### ASSIGNMENT
What is wanted is every record, duplicated word for word.

[Stored data entries]
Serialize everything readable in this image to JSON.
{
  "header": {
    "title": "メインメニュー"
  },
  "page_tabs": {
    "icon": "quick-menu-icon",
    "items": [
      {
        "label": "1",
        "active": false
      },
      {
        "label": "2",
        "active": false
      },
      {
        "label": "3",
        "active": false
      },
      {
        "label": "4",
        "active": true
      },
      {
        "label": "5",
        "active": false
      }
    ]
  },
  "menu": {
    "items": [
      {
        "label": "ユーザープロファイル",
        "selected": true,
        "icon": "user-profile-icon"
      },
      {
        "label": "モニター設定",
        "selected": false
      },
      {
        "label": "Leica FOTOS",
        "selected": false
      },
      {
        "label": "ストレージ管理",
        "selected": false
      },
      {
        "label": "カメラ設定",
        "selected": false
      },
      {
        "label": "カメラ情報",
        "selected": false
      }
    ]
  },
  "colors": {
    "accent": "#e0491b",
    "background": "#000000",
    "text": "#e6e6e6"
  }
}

### ANSWER SECTION
Serialize everything readable in this image to JSON.
{
  "header": {
    "title": "メインメニュー"
  },
  "page_tabs": {
    "icon": "quick-menu-icon",
    "items": [
      {
        "label": "1",
        "active": false
      },
      {
        "label": "2",
        "active": false
      },
      {
        "label": "3",
        "active": false
      },
      {
        "label": "4",
        "active": true
      },
      {
        "label": "5",
        "active": false
      }
    ]
  },
  "menu": {
    "items": [
      {
        "label": "ユーザープロファイル",
        "selected": true,
        "icon": "user-profile-icon"
      },
      {
        "label": "モニター設定",
        "selected": false
      },
      {
        "label": "Leica FOTOS",
        "selected": false
      },
      {
        "label": "ストレージ管理",
        "selected": false
      },
      {
        "label": "カメラ設定",
        "selected": false
      },
      {
        "label": "カメラ情報",
        "selected": false
      }
    ]
  },
  "colors": {
    "accent": "#e0491b",
    "background": "#000000",
    "text": "#e6e6e6"
  }
}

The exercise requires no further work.